A phosphor is a substance that exhibits the phenomenon of luminescence; it emits light when exposed to some type of radiant energy. The term is used both for fluorescent or phosphorescent substances which glow on exposure to ultraviolet or visible light, and cathodoluminescent substances which glow when struck by an electron beam (cathode rays) in a cathode-ray tube.
When a phosphor is exposed to radiation, the orbital electrons in its molecules are excited to a higher energy level; when they return to their former level they emit the energy as light of a certain color. Phosphors can be classified into two categories: fluorescent substances which emit the energy immediately and stop glowing when the exciting radiation is turned off, and phosphorescent substances which emit the energy after a delay, so they keep glowing after the radiation is turned off, decaying in brightness over a period of milliseconds to days.
Fluorescent materials are used in applications in which the phosphor is excited continuously: cathode-ray tubes (CRT) and plasma video display screens, fluoroscope screens, fluorescent lights, scintillation sensors, and white LEDs, and luminous paints for black light art. Phosphorescent materials are used where a persistent light is needed, such as glow-in-the-dark watch faces and aircraft instruments, and in radar screens to allow the target 'blips' to remain visible as the radar beam rotates. CRT phosphors were standardized beginning around World War II and designated by the letter "P" followed by a number.

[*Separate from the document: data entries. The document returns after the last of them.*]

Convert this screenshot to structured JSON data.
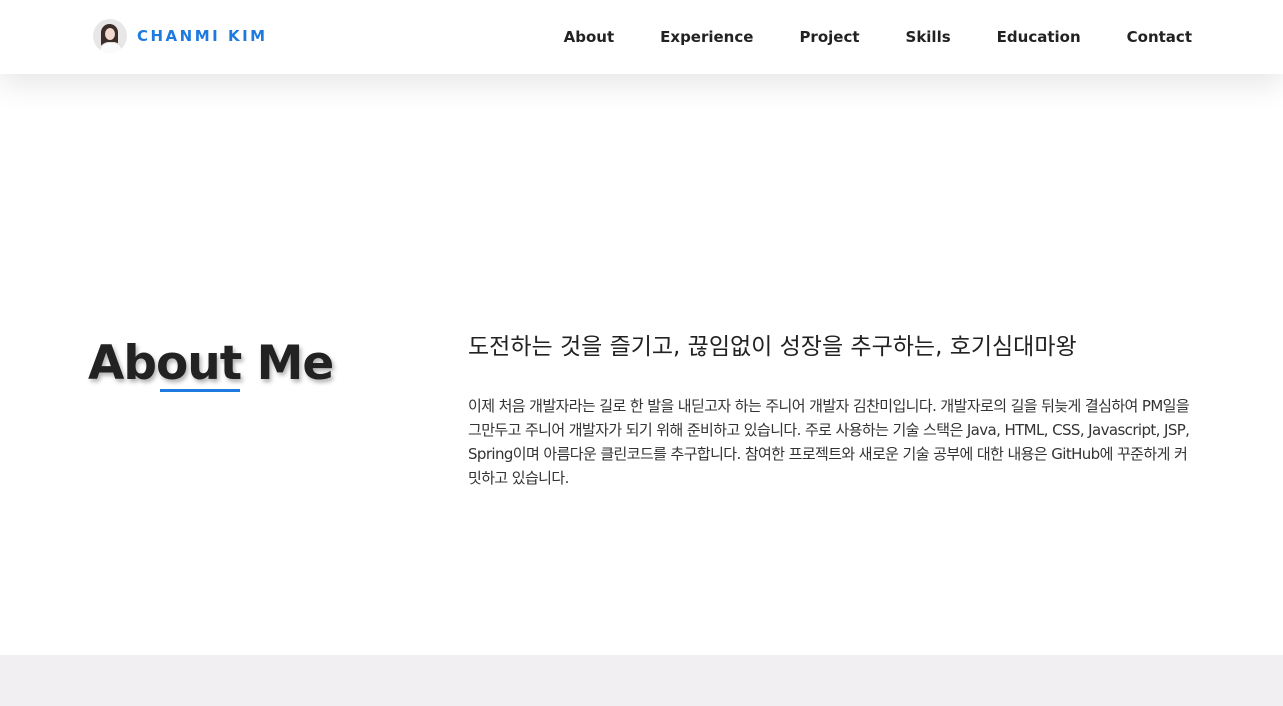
{
  "header": {
    "brand_name": "CHANMI KIM",
    "avatar_icon": "profile-photo",
    "nav": {
      "about": "About",
      "experience": "Experience",
      "project": "Project",
      "skills": "Skills",
      "education": "Education",
      "contact": "Contact"
    }
  },
  "about": {
    "title": "About Me",
    "headline": "도전하는 것을 즐기고, 끊임없이 성장을 추구하는, 호기심대마왕",
    "description": "이제 처음 개발자라는 길로 한 발을 내딛고자 하는 주니어 개발자 김찬미입니다. 개발자로의 길을 뒤늦게 결심하여 PM일을 그만두고 주니어 개발자가 되기 위해 준비하고 있습니다. 주로 사용하는 기술 스택은 Java, HTML, CSS, Javascript, JSP, Spring이며 아름다운 클린코드를 추구합니다. 참여한 프로젝트와 새로운 기술 공부에 대한 내용은 GitHub에 꾸준하게 커밋하고 있습니다."
  },
  "colors": {
    "accent": "#1f7ae0",
    "text": "#222222",
    "next_section_bg": "#f1eff2"
  }
}
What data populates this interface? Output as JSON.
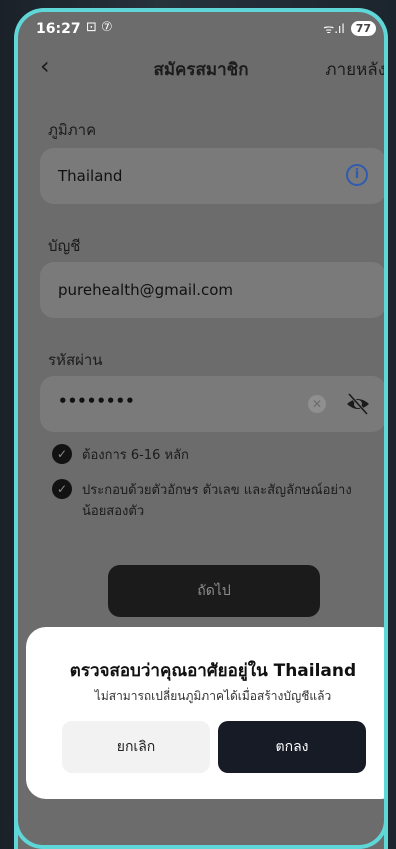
{
  "status_bar": {
    "time": "16:27",
    "icons": "⊡ ⑦",
    "signal": "ᯤ.ıl",
    "battery": "77"
  },
  "header": {
    "back": "‹",
    "title": "สมัครสมาชิก",
    "later": "ภายหลัง"
  },
  "region": {
    "label": "ภูมิภาค",
    "value": "Thailand"
  },
  "account": {
    "label": "บัญชี",
    "value": "purehealth@gmail.com"
  },
  "password": {
    "label": "รหัสผ่าน",
    "value": "••••••••"
  },
  "rules": [
    {
      "text": "ต้องการ 6-16 หลัก"
    },
    {
      "text": "ประกอบด้วยตัวอักษร ตัวเลข และสัญลักษณ์อย่างน้อยสองตัว"
    }
  ],
  "next_button": "ถัดไป",
  "dialog": {
    "title": "ตรวจสอบว่าคุณอาศัยอยู่ใน Thailand",
    "subtitle": "ไม่สามารถเปลี่ยนภูมิภาคได้เมื่อสร้างบัญชีแล้ว",
    "cancel": "ยกเลิก",
    "confirm": "ตกลง"
  },
  "colors": {
    "accent_frame": "#5fd6d8",
    "info_icon": "#2f5bb1",
    "confirm_bg": "#171b25"
  }
}
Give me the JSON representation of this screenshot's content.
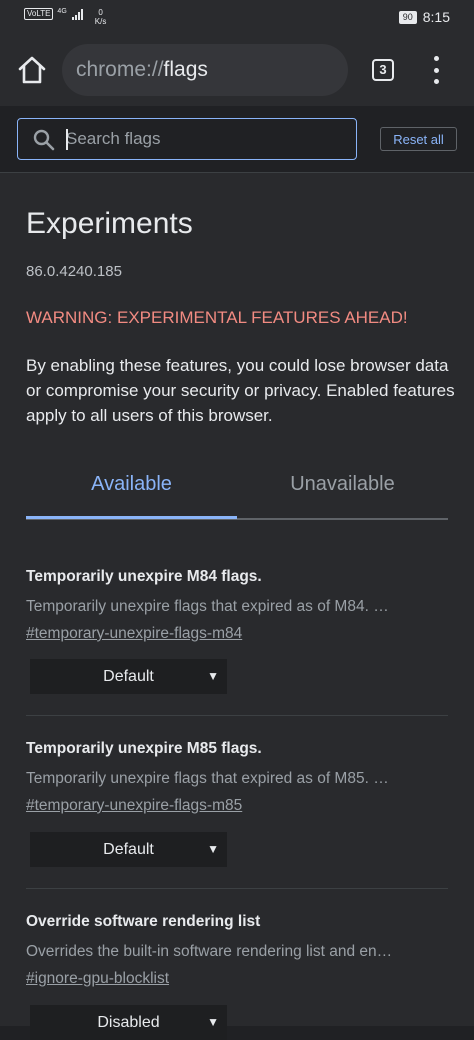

Phosphorus, the light-emitting chemical element for which phosphors are named, emits light due to chemiluminescence, not phosphorescence.